            The problem: Say you had a fight at home and are on a slow boil, muttering, in your head, about the injustice of it all. At this time, you have to give someone a dressing down over their work performance. You are likely to transfer at least part of your angst to the conversation then, and talk about unfairness in general, leaving the other person stymied about what you actually meant!

            The solution: Remove your emotions and feelings to a personal space, and talk to the other person as you normally would. Treat any phobias or fears that you have and nip them in the bud so that they don’t become a problem. And remember, no one is perfect.

            Cultural Barrier

            Sometimes, being in an ever-shrinking world means that inadvertently, rules can make cultures clash and cultural clashes can turn into barriers to communication. The idea is to make your point across without hurting anyone’s cultural or religious sentiments.

            Advertising

            The problem: There are so many ways culture clashes can happen during communication and with cultural clashes; it’s not always about ethnicity. A non-smoker may have problems with smokers taking breaks; an older boss may have issues with younger staff using the Internet too much.

            The solution: Communicate only what is necessary to get the point across – and eave your personal sentiments or feelings out of it. Try to be accommodative of the other’s viewpoint, and in case you still need to work it out, do it one to one, to avoid making a spectacle of the other person’s beliefs.[6]

            Gender Barrier

            Finally, it’s about Men from Mars and Women from Venus. Sometimes, men don’t understand women and women don’t get men – and this gender gap throws barriers in communication. Women tend to take conflict to their graves, literally, while men can move on instantly. Women rely on intuition, men on logic – so inherently, gender becomes a big block in successful communication.[7]

            The problem: A male boss may inadvertently rub his female subordinates the wrong way with anti-feminism innuendoes, or even have problems with women taking too many family leaves. Similarly, women sometimes let their emotions get the better of them, something a male audience can’t relate to.

            The solution: Talk to people like people – don’t think or classify them into genders and then talk accordingly. Don’t make comments or innuendos that are gender biased – you don’t have to come across as an MCP or as a bra-burning feminist either. Keep gender out of it.

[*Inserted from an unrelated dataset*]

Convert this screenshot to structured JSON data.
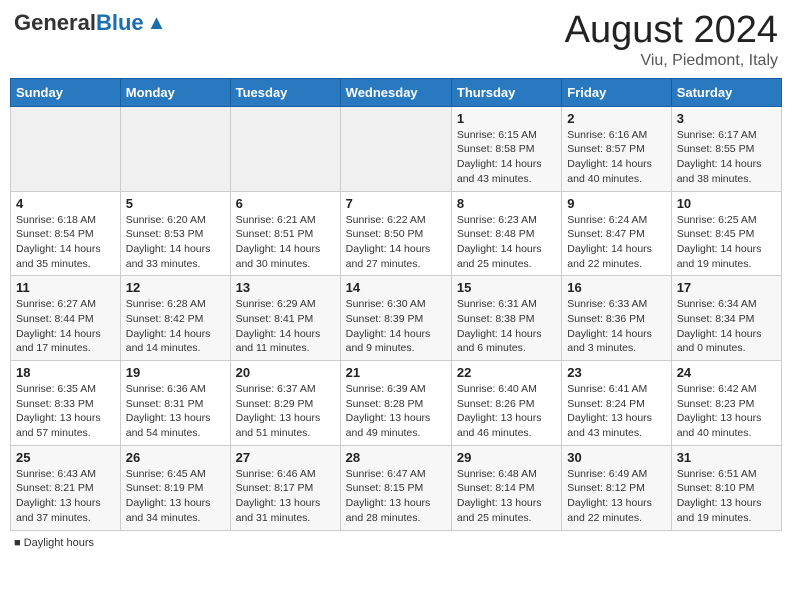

            And remember, the key to successful communication is simply being open, making eye contact and smiling intermittently. The battle is usually half won when you say what you mean in simple, straightforward words and keep your emotions out of it.

            Reference

            Read Next